Excerpted records:
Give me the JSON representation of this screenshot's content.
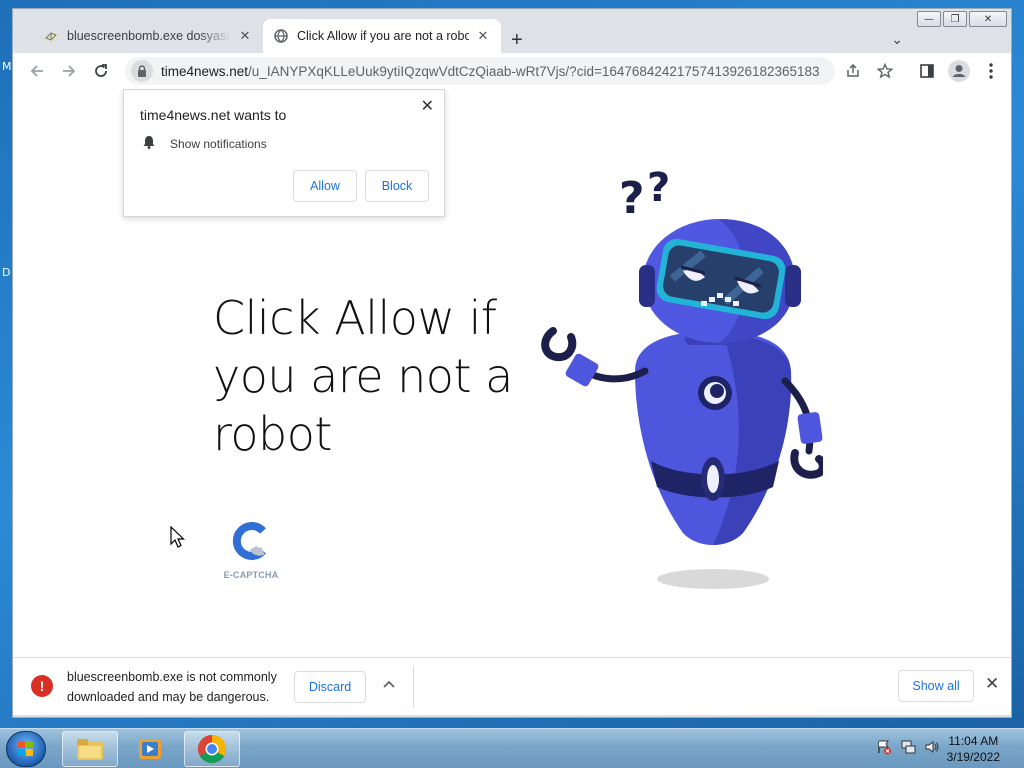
{
  "desktop": {
    "edge_letters": [
      "M",
      "D"
    ]
  },
  "tabs": [
    {
      "title": "bluescreenbomb.exe dosyasını ind",
      "active": false
    },
    {
      "title": "Click Allow if you are not a robot",
      "active": true
    }
  ],
  "omnibox": {
    "host": "time4news.net",
    "path": "/u_IANYPXqKLLeUuk9ytiIQzqwVdtCzQiaab-wRt7Vjs/?cid=16476842421757413926182365183..."
  },
  "notification": {
    "title": "time4news.net wants to",
    "permission": "Show notifications",
    "allow_label": "Allow",
    "block_label": "Block"
  },
  "page": {
    "headline": "Click Allow if you are not a robot",
    "captcha_label": "E-CAPTCHA"
  },
  "download_bar": {
    "warning": "bluescreenbomb.exe is not commonly downloaded and may be dangerous.",
    "discard_label": "Discard",
    "show_all_label": "Show all"
  },
  "taskbar": {
    "time": "11:04 AM",
    "date": "3/19/2022",
    "apps": [
      "windows-explorer",
      "media-player",
      "google-chrome"
    ]
  },
  "colors": {
    "robot_blue": "#5159e0",
    "robot_dark": "#2a2f86",
    "visor": "#27406b",
    "link_blue": "#1a73e8",
    "danger": "#d93025"
  },
  "icons": [
    "back-arrow-icon",
    "forward-arrow-icon",
    "reload-icon",
    "lock-icon",
    "share-icon",
    "star-icon",
    "side-panel-icon",
    "profile-icon",
    "kebab-menu-icon",
    "bell-icon",
    "warning-icon"
  ]
}
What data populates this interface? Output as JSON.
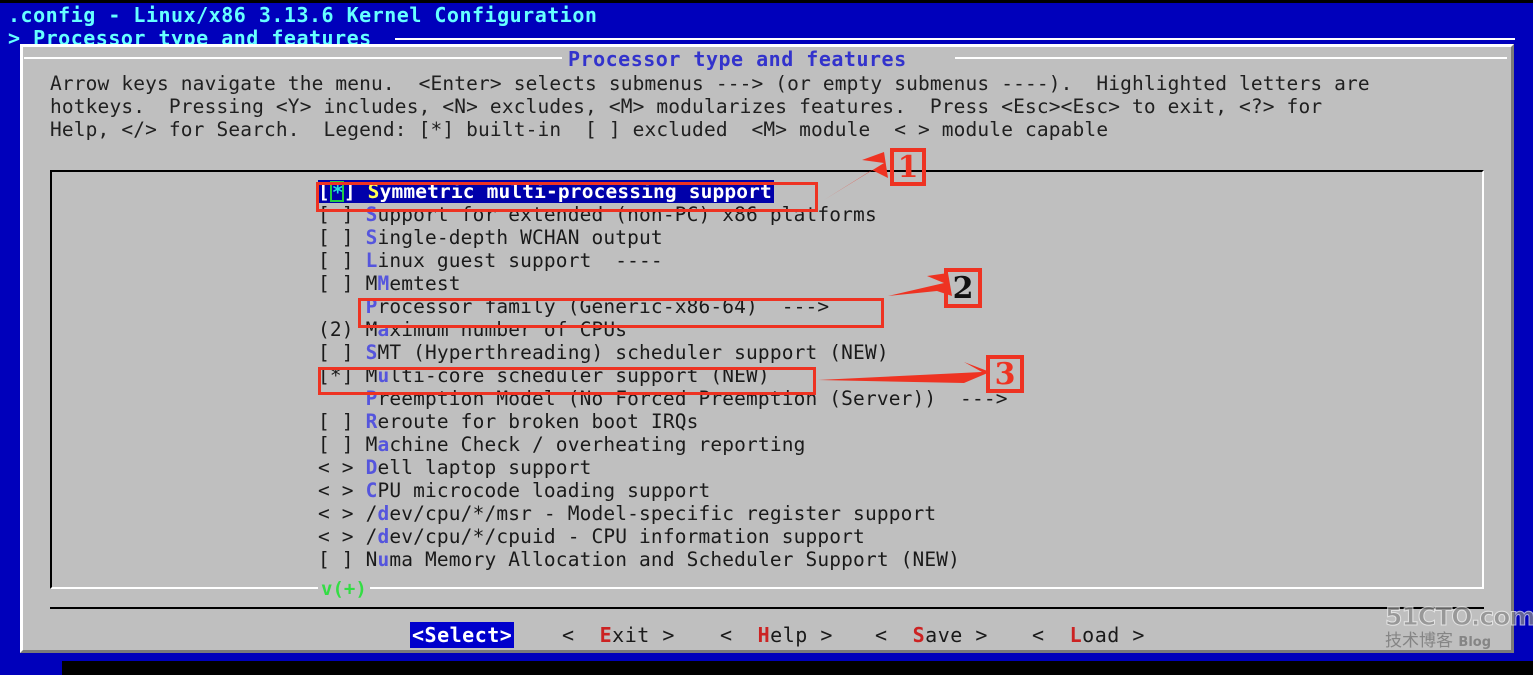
{
  "terminal": {
    "title": ".config - Linux/x86 3.13.6 Kernel Configuration",
    "path": "> Processor type and features"
  },
  "dialog": {
    "caption": "Processor type and features",
    "help": [
      "Arrow keys navigate the menu.  <Enter> selects submenus ---> (or empty submenus ----).  Highlighted letters are",
      "hotkeys.  Pressing <Y> includes, <N> excludes, <M> modularizes features.  Press <Esc><Esc> to exit, <?> for",
      "Help, </> for Search.  Legend: [*] built-in  [ ] excluded  <M> module  < > module capable"
    ]
  },
  "menu": {
    "scroll_marker": "v(+)",
    "items": [
      {
        "state": "[*]",
        "hotkey": "S",
        "rest": "ymmetric multi-processing support",
        "selected": true
      },
      {
        "state": "[ ]",
        "hotkey": "S",
        "rest": "upport for extended (non-PC) x86 platforms",
        "selected": false
      },
      {
        "state": "[ ]",
        "hotkey": "S",
        "rest": "ingle-depth WCHAN output",
        "selected": false
      },
      {
        "state": "[ ]",
        "hotkey": "L",
        "rest": "inux guest support  ----",
        "selected": false
      },
      {
        "state": "[ ]",
        "hotkey": "M",
        "pre": "M",
        "rest": "emtest",
        "selected": false
      },
      {
        "state": "   ",
        "hotkey": "P",
        "rest": "rocessor family (Generic-x86-64)  --->",
        "selected": false
      },
      {
        "state": "(2)",
        "hotkey": "a",
        "pre": "M",
        "rest": "ximum number of CPUs",
        "selected": false
      },
      {
        "state": "[ ]",
        "hotkey": "S",
        "rest": "MT (Hyperthreading) scheduler support (NEW)",
        "selected": false
      },
      {
        "state": "[*]",
        "hotkey": "u",
        "pre": "M",
        "rest": "lti-core scheduler support (NEW)",
        "selected": false
      },
      {
        "state": "   ",
        "hotkey": "P",
        "rest": "reemption Model (No Forced Preemption (Server))  --->",
        "selected": false
      },
      {
        "state": "[ ]",
        "hotkey": "R",
        "rest": "eroute for broken boot IRQs",
        "selected": false
      },
      {
        "state": "[ ]",
        "hotkey": "a",
        "pre": "M",
        "rest": "chine Check / overheating reporting",
        "selected": false
      },
      {
        "state": "< >",
        "hotkey": "D",
        "rest": "ell laptop support",
        "selected": false
      },
      {
        "state": "< >",
        "hotkey": "C",
        "rest": "PU microcode loading support",
        "selected": false
      },
      {
        "state": "< >",
        "hotkey": "d",
        "pre": "/",
        "rest": "ev/cpu/*/msr - Model-specific register support",
        "selected": false
      },
      {
        "state": "< >",
        "hotkey": "d",
        "pre": "/",
        "rest": "ev/cpu/*/cpuid - CPU information support",
        "selected": false
      },
      {
        "state": "[ ]",
        "hotkey": "u",
        "pre": "N",
        "rest": "ma Memory Allocation and Scheduler Support (NEW)",
        "selected": false
      }
    ]
  },
  "buttons": [
    {
      "text": "<Select>",
      "hotkey": "",
      "selected": true
    },
    {
      "prefix": "<  ",
      "hotkey": "E",
      "rest": "xit >",
      "selected": false
    },
    {
      "prefix": "<  ",
      "hotkey": "H",
      "rest": "elp >",
      "selected": false
    },
    {
      "prefix": "<  ",
      "hotkey": "S",
      "rest": "ave >",
      "selected": false
    },
    {
      "prefix": "<  ",
      "hotkey": "L",
      "rest": "oad >",
      "selected": false
    }
  ],
  "annotations": [
    {
      "number": "1",
      "color": "#ee3322"
    },
    {
      "number": "2",
      "color": "#111111"
    },
    {
      "number": "3",
      "color": "#ee3322"
    }
  ],
  "watermark": {
    "top": "51CTO.com",
    "bottom": "技术博客",
    "blog": "Blog"
  },
  "colors": {
    "terminal_bg": "#0000bb",
    "dialog_bg": "#bfbfbf",
    "selection_bg": "#0000aa",
    "hotkey": "#5555dd",
    "annotation_red": "#ee3322",
    "scroll_green": "#33dd44"
  }
}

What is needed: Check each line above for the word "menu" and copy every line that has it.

Response to this task:
    "kebab-menu-icon",
      "Arrow keys navigate the menu.  <Enter> selects submenus ---> (or empty submenus ----).  Highlighted letters are",
  "menu": {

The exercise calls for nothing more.